From Under the Cork Tree was an album that slipped under my nose entirely when it first came out. I was too busy gushing over New Found Glory and Saves the Day to notice Fall Out Boy, a band that seemed to rise out of nowhere, thanks to a swanky music video for “Sugar We’re Goin Down” that featured a boy with buck antlers winning the heart of a young lass.
That video was everywhere. The song dominated the airwaves of radio and television alike in the summer of 2005, the likes of which we haven’t seen since. From Under The Cork tree is important, and not only for being the album that gave rise to arguably the biggest rock and roll megastars of their generation. It signaled a new era of pop punk unlike any that had come before it, as well as the death of the genre to mainstream media.
Fall Out Boy was already a big name to those paying attention at the release of the album, but they were staples as soon as “Sugar We’re Goin Down” landed. The album is a lesson in swagger that the genre had never really seen before. Pop punk is grounded in songs about girls, but few brought the confidence and sexiness to the genre like Pete Wentz.
“Of All the Gin Joints In All the World” has Patrick Stump singing, “Turn off the lights and turn off the shyness / Cause all of our moves make up for the silence / And oh, the way your makeup stains my pillowcase / Like I’ll never be the same”. In the same breath, the instant meta-introspection kicks in as he sings, “You only hold me up like this / Cause you don’t know who I really am”, questioning the value of romance when fame overshadows everything else.
The album was a versatile beast, sounding deeper and more thoughtful than anything else competing for attention. It tackled every convention; the standard pop song (“A Little Less Sixteen Candles, A Little More “Touch Me””), the rocker (“Champagne For My Real Friends, Real Pain For My Sham Friends”) and the obligatory acoustic ballad.
For a song that slows the record down, “I’ve Got A Dark Alley And A Bad Idea That Says You Should Shut Your Mouth (Summer Song)” touches a critical spot of insecurity for anyone just coming to terms with themselves as Stump sings, “We’re the kids who feel like dead ends / And I want to be known for my hits, not just my misses / I took a shot and didn’t even come close / At trust and love and hope / And the poets are just kids who didn’t make it / And never had it at all”.
From Under The Cork Tree is a rare exception in pop punk. All too often, great albums fall under the radar and fail to get the credit they deserve for forging a new path. Not only did this album get recognized as a game changer, it launched Fall Out Boy’s career to one of the biggest acts on the planet and it changed the genre as a whole.

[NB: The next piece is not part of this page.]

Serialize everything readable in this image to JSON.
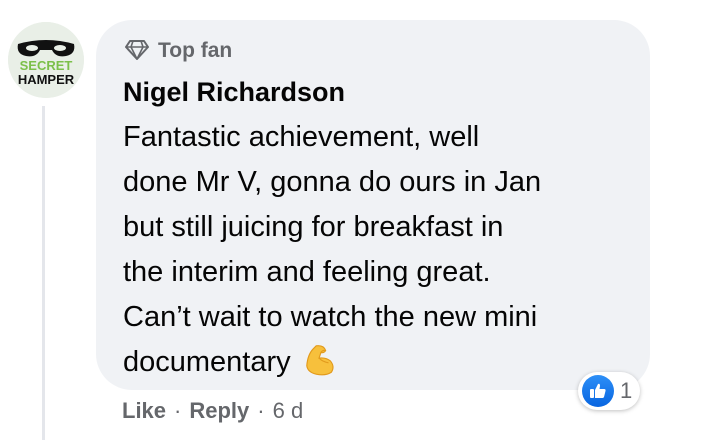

Pop punk faded from mainstream music shortly after this album released, whether by the taste of the public or the fact that bands tried to imitate them almost immediately, to varying results. Pop punk sank back to the underground genre it had been before Blink-182 put it in the public’s eye.
One positive effect was that bands wanting that kind of success had to try harder. Pete Wentz’s own Decaydance record label (a part of powerhouse Fueled By Ramen) gained traction after the album. For a solid two to three years, the best bands in the business (Panic! At the Disco, Cobra Starship, Gym Class Heroes and The Academy Is…, each of which made their own significant splashes on the scene) were either signed to Decaydance or had some type of relationship to FOB.

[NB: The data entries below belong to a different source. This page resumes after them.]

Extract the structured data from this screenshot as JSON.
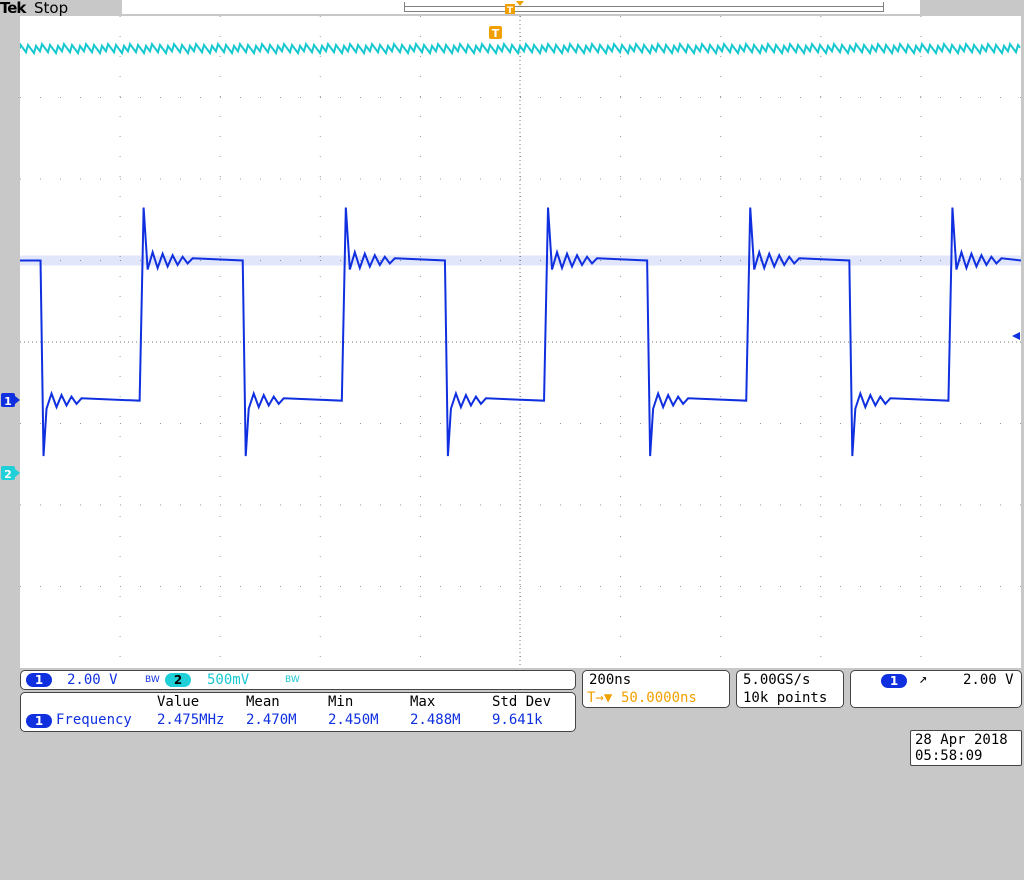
{
  "header": {
    "brand": "Tek",
    "status": "Stop"
  },
  "markers": {
    "trigger": "T",
    "ch1": "1",
    "ch2": "2"
  },
  "channels": {
    "ch1": {
      "num": "1",
      "scale": "2.00 V",
      "bw": "BW",
      "color": "#1030e0"
    },
    "ch2": {
      "num": "2",
      "scale": "500mV",
      "bw": "BW",
      "color": "#18c8d0"
    }
  },
  "timebase": {
    "scale": "200ns",
    "delay": "50.0000ns",
    "delay_prefix": "T→▼"
  },
  "acquisition": {
    "rate": "5.00GS/s",
    "points": "10k points"
  },
  "trigger": {
    "source": "1",
    "slope": "↗",
    "level": "2.00 V"
  },
  "measurement": {
    "headers": [
      "Value",
      "Mean",
      "Min",
      "Max",
      "Std Dev"
    ],
    "channel": "1",
    "name": "Frequency",
    "values": [
      "2.475MHz",
      "2.470M",
      "2.450M",
      "2.488M",
      "9.641k"
    ]
  },
  "datetime": {
    "date": "28 Apr  2018",
    "time": "05:58:09"
  },
  "chart_data": {
    "type": "line",
    "grid": true,
    "xlim": [
      -1000,
      1000
    ],
    "ylim": [
      -4,
      4
    ],
    "series": [
      {
        "channel": "1",
        "color": "#1030e0",
        "period_ns": 404,
        "high_div": 1.0,
        "low_div": -0.72,
        "overshoot_div": 1.65,
        "undershoot_div": -1.4,
        "first_fall_ns": -958,
        "low_duration_ns": 204
      },
      {
        "channel": "2",
        "color": "#18c8d0",
        "level_div": 3.6
      }
    ]
  }
}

One of the more remarkable aspects of From Under The Cork Tree is just how different it sounds from the FOB of today. Pop punk was used as a spring board to launch the band into a direction of intense, dark pop music unlike anything else out there. This record helped redefine a genre already rich in identity, but after returning from hiatus two years ago, the band have constantly redefined themselves. From Under The Cork Tree started a long trend of fans arguing which era and album from FOB’s career is the best for the last ten years. It’s an evolution, and a successful one, that no one knew could be possible.

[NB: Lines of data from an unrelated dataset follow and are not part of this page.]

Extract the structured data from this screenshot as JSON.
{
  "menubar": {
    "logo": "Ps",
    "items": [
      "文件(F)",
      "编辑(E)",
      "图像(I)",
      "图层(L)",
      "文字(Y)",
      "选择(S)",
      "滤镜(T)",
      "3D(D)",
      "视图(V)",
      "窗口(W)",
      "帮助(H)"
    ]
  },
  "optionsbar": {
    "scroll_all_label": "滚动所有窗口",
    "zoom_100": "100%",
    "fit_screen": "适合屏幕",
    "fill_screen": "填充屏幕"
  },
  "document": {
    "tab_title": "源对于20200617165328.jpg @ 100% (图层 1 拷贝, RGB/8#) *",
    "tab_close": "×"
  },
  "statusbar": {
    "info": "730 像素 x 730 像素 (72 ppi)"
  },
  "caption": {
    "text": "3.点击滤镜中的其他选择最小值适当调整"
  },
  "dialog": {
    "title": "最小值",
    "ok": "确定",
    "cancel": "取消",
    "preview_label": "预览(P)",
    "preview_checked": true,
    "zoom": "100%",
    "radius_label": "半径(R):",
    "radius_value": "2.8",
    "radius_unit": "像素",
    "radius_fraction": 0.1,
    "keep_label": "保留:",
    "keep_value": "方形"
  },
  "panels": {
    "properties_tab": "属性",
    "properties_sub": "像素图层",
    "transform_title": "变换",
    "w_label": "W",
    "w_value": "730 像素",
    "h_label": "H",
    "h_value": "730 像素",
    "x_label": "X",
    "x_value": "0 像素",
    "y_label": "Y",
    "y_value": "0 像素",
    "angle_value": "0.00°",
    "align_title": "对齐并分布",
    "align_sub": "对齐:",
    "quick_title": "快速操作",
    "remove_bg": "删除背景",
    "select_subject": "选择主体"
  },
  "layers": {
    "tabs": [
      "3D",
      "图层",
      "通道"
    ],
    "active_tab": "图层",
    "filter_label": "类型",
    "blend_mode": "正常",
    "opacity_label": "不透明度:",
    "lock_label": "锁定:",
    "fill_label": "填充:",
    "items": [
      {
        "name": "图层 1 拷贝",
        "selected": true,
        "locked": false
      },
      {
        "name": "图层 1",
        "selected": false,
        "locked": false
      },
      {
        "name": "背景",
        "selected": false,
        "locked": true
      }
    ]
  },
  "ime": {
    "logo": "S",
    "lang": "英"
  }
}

From Under The Cork Tree ushered in the modern era of pop punk, and is more or less the foundation that a sizable amount of up and coming bands base themselves on, even now. Ten years later, we’re still feeling the ripple effects of its initial release. Whether you love or hate Fall Out Boy, there’s no denying that this one album single-handedly changed an entire genre of music.
by Kyle Schultz
Kyle Schultz is the Senior Editor at It’s All Dead and has worked as a gaming journalist at Structure Gaming. He lives in Chicago and would like to hug Patrick Stump for an uncomfortable amount of time.